The US Energy Information Administration (EIA) expects US natural gas consumption to decrease by 2.4% (2 bcfd) in 2023 from 2022 levels due to mild winters and recent low natural gas consumption in the residential and commercial sectors. EIA made the forecast in its March Short-Term Energy Outlook (STEO).
In January and February 2023, below-average US natural gas consumption in the residential and commercial sectors was driven by mild winter weather across large parts of the country, particularly in the Northeast and the Midwest. Based on preliminary data from the National Oceanic and Atmospheric Administration for January and February, the first 2 months of 2023 combined were among the three warmest on record for that period going back to 1895.
In March, EIA expects natural gas consumption in the residential and commercial sectors to average almost 32 bcfd, which is close to the 5-year average, because it expects more normal temperatures in March coupled with a near average number of heating degree days.
Reduced natural gas consumption in January and February slowed withdrawals from natural gas inventories to less than the 5-year average and reduced natural gas prices.
Natural gas spot price at the US benchmark Henry Hub averaged $2.38/MMbtu in February, the lowest monthly average since September 2020. The Henry Hub natural gas spot price in EIA’s forecast averages $3/MMbtu in 2023, down by more than 50% from last year. EIA had expected almost $5/MMbtu in the January STEO forecast.

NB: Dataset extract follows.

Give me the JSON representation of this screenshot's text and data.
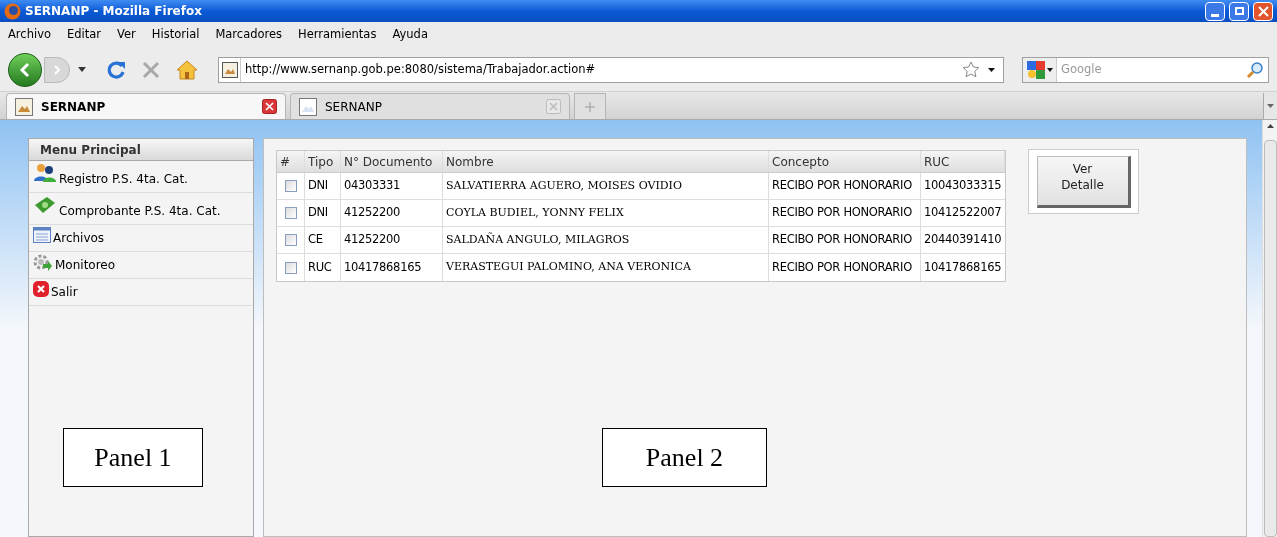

Although EIA reduced its Henry Hub price forecast from last month’s STEO, the agency still expects natural gas prices to increase in the coming months. Price increases in the forecast result from rising demand from Freeport LNG reopening, which shut down last June due to a fire, and seasonal increases in natural gas demand in the electric power sector. In addition, EIA expects natural gas production will be relatively flat for the rest of 2023 as producers reduce drilling in response to lower prices.

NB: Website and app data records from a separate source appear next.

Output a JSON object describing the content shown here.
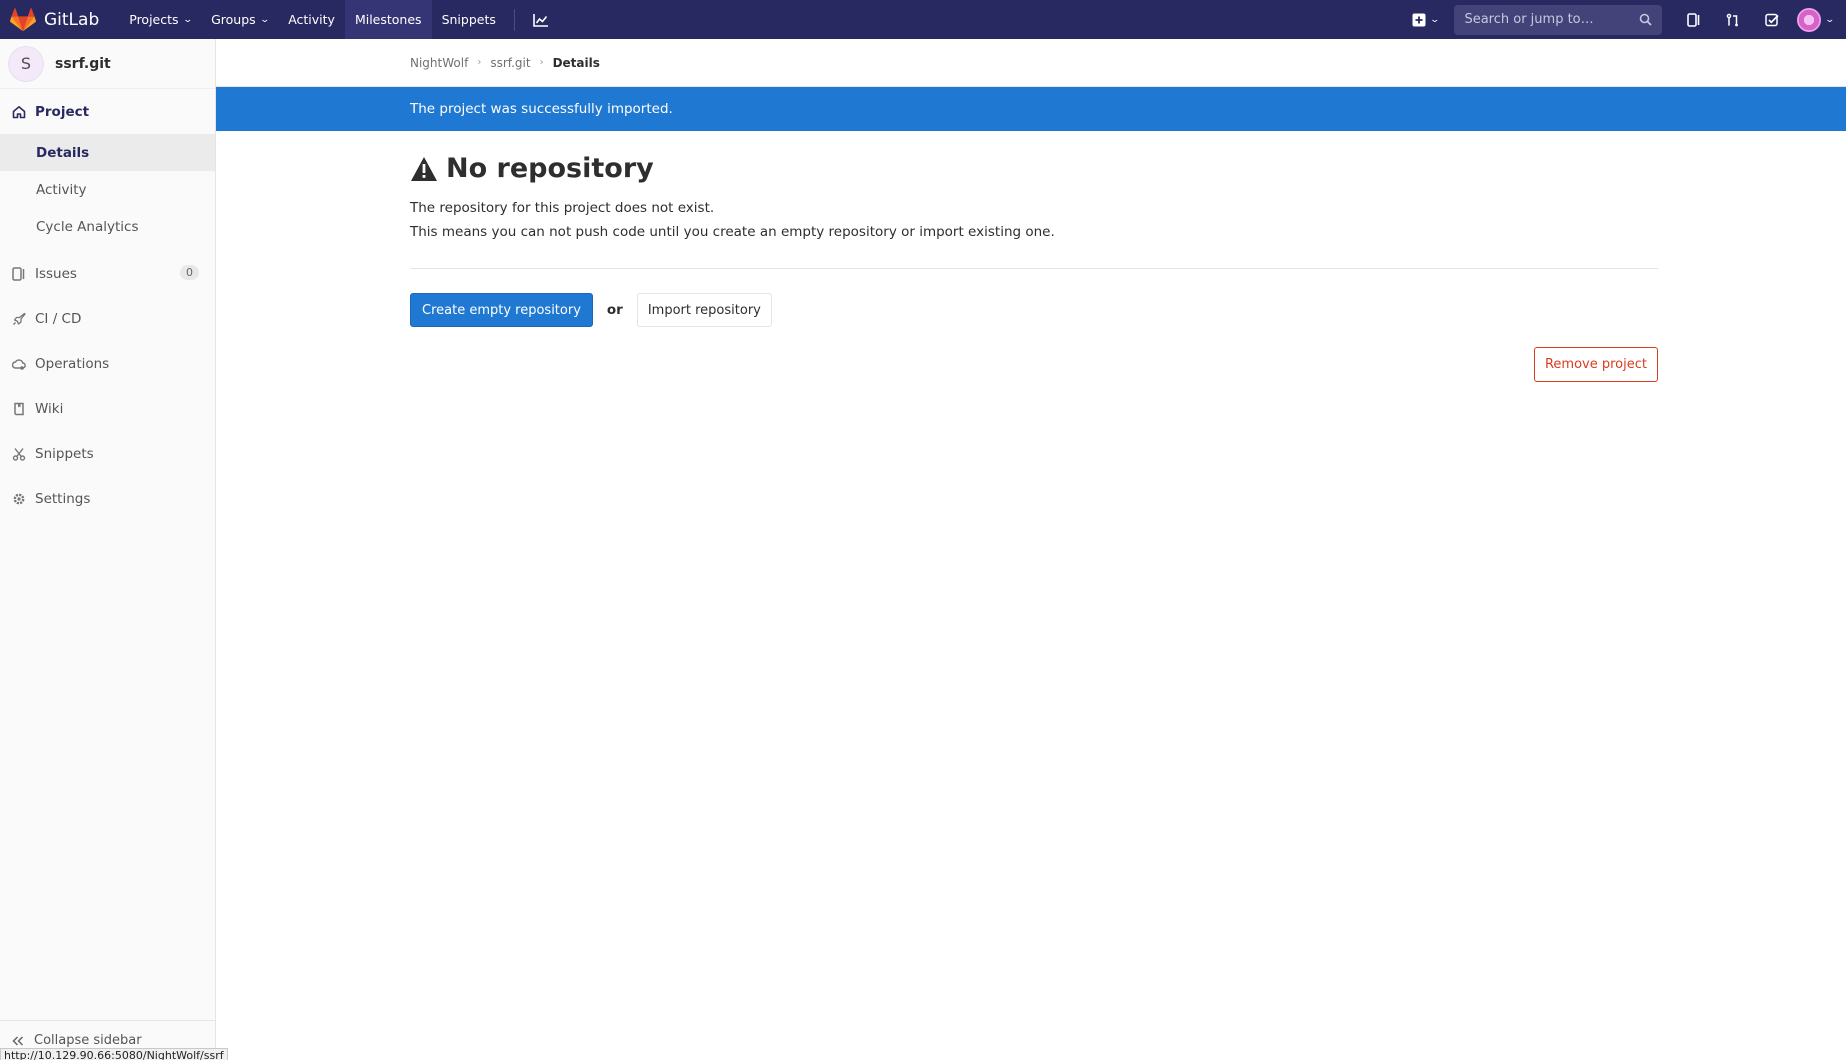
{
  "navbar": {
    "brand": "GitLab",
    "links": [
      {
        "label": "Projects",
        "dropdown": true
      },
      {
        "label": "Groups",
        "dropdown": true
      },
      {
        "label": "Activity",
        "dropdown": false
      },
      {
        "label": "Milestones",
        "dropdown": false
      },
      {
        "label": "Snippets",
        "dropdown": false
      }
    ],
    "search_placeholder": "Search or jump to…",
    "icons": [
      "plus-square-icon",
      "issues-icon",
      "merge-request-icon",
      "todo-icon",
      "avatar"
    ]
  },
  "sidebar": {
    "project_initial": "S",
    "project_name": "ssrf.git",
    "project_label": "Project",
    "sub_items": [
      "Details",
      "Activity",
      "Cycle Analytics"
    ],
    "issues_label": "Issues",
    "issues_count": "0",
    "items": [
      "CI / CD",
      "Operations",
      "Wiki",
      "Snippets",
      "Settings"
    ],
    "collapse_label": "Collapse sidebar"
  },
  "breadcrumb": {
    "owner": "NightWolf",
    "project": "ssrf.git",
    "current": "Details"
  },
  "flash": {
    "message": "The project was successfully imported."
  },
  "main": {
    "title": "No repository",
    "line1": "The repository for this project does not exist.",
    "line2": "This means you can not push code until you create an empty repository or import existing one.",
    "create_button": "Create empty repository",
    "or_text": "or",
    "import_button": "Import repository",
    "remove_button": "Remove project"
  },
  "statusbar": {
    "url": "http://10.129.90.66:5080/NightWolf/ssrf"
  },
  "colors": {
    "navbar": "#292961",
    "primary": "#1f78d1",
    "danger": "#db3b21"
  }
}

US LNG exports in EIA’s forecast average about 12 bcfd in 2023, up 14% from last year. LNG exports are expected to increase by an additional 5% in 2024. The Freeport LNG export terminal’s return to service and LNG export projects under construction that will come online by end-2024 contribute to rising exports.
The Freeport LNG terminal can produce more than 2.1 bcfd of LNG for export on a peak day, and exports from Freeport averaged 1.9 bcfd from January 2021 through May 2022, prior to the full shutdown in June 2022, according to EIA’s Natural Gas Monthly.
Because of the Freeport shutdown, US LNG exports averaged 10 bcfd from June 2022 through December 2022, after peaking at 11.7 bcfd in March. The new Calcasieu Pass LNG export plant partially offset the decline in exports from Freeport LNG, with exports from Calcasieu Pass averaging 1.2 bcfd since June 2022. This year, once all three trains at Freeport LNG return to service, EIA forecasts US LNG exports to exceed 12 bcfd in most months for the rest of the forecast period. EIA also forecasts that US LNG exports will increase to 14 bcfd by December 2024 because new LNG export capacity from three major projects under construction are scheduled to come online.